(The data Opens)
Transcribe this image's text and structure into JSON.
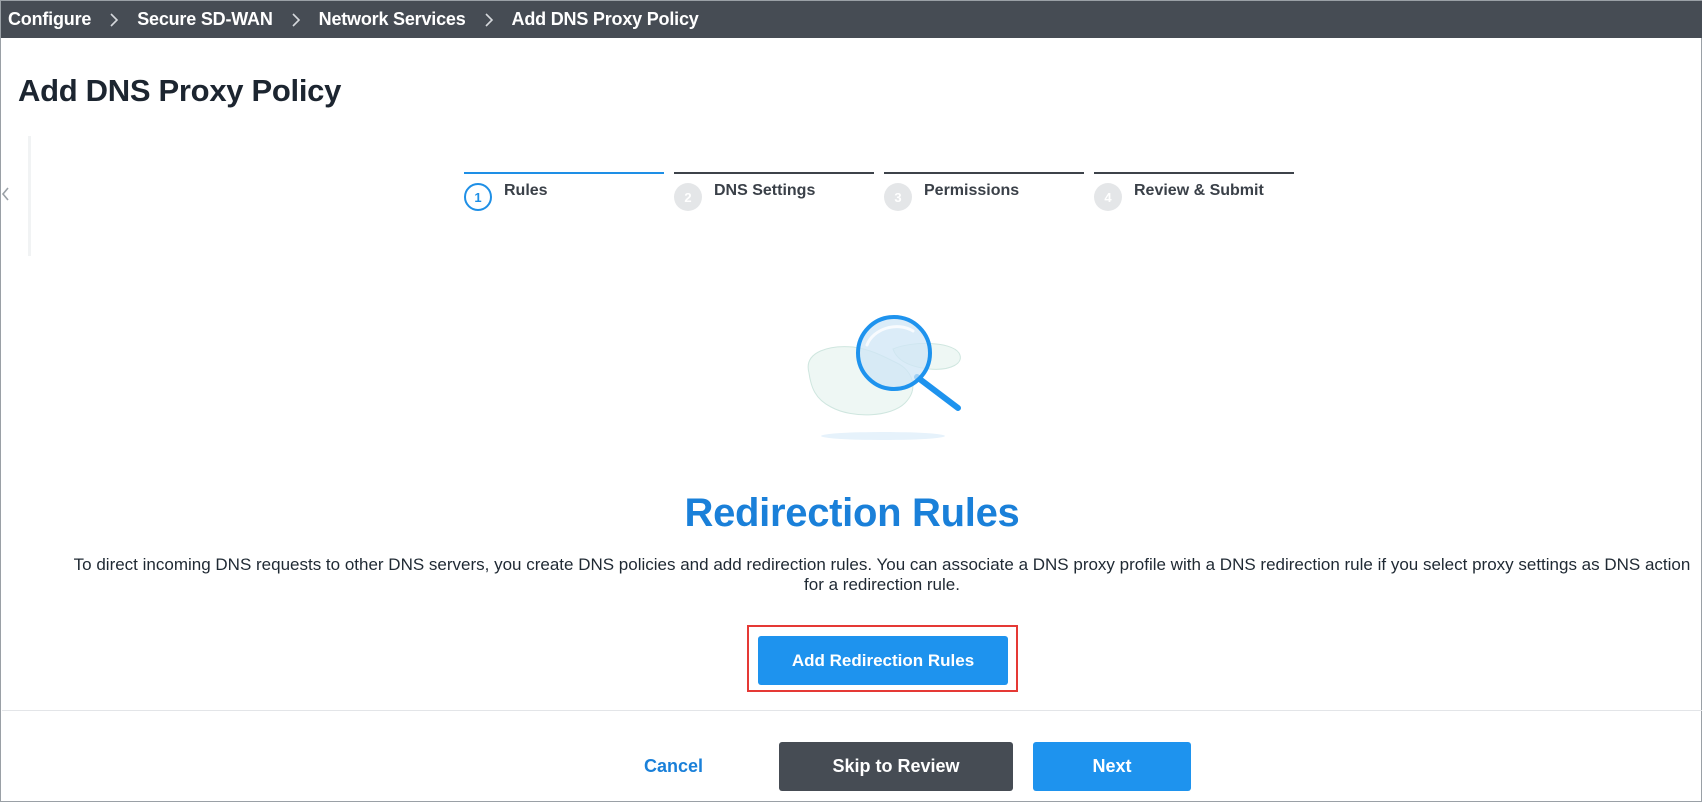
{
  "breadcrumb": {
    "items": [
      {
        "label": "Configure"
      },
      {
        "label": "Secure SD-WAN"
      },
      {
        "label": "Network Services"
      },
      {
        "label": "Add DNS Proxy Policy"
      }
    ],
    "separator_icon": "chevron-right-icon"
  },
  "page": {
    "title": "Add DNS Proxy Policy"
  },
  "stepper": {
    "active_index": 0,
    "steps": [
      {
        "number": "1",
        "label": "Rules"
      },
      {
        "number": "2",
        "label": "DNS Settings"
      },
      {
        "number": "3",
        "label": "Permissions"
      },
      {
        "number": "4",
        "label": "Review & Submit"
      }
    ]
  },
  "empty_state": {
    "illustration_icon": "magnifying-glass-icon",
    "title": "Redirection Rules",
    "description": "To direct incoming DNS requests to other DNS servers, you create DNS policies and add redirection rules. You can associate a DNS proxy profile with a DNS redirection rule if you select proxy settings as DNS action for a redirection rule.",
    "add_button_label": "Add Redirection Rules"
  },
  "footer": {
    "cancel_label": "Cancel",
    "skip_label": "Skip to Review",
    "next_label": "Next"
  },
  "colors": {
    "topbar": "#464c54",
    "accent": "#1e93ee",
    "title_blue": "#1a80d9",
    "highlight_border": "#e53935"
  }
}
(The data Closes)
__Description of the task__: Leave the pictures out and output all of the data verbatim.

__Response area__:
Transcribe this image's text and structure into JSON.
{
  "breadcrumb": {
    "items": [
      {
        "label": "Configure"
      },
      {
        "label": "Secure SD-WAN"
      },
      {
        "label": "Network Services"
      },
      {
        "label": "Add DNS Proxy Policy"
      }
    ],
    "separator_icon": "chevron-right-icon"
  },
  "page": {
    "title": "Add DNS Proxy Policy"
  },
  "stepper": {
    "active_index": 0,
    "steps": [
      {
        "number": "1",
        "label": "Rules"
      },
      {
        "number": "2",
        "label": "DNS Settings"
      },
      {
        "number": "3",
        "label": "Permissions"
      },
      {
        "number": "4",
        "label": "Review & Submit"
      }
    ]
  },
  "empty_state": {
    "illustration_icon": "magnifying-glass-icon",
    "title": "Redirection Rules",
    "description": "To direct incoming DNS requests to other DNS servers, you create DNS policies and add redirection rules. You can associate a DNS proxy profile with a DNS redirection rule if you select proxy settings as DNS action for a redirection rule.",
    "add_button_label": "Add Redirection Rules"
  },
  "footer": {
    "cancel_label": "Cancel",
    "skip_label": "Skip to Review",
    "next_label": "Next"
  },
  "colors": {
    "topbar": "#464c54",
    "accent": "#1e93ee",
    "title_blue": "#1a80d9",
    "highlight_border": "#e53935"
  }
}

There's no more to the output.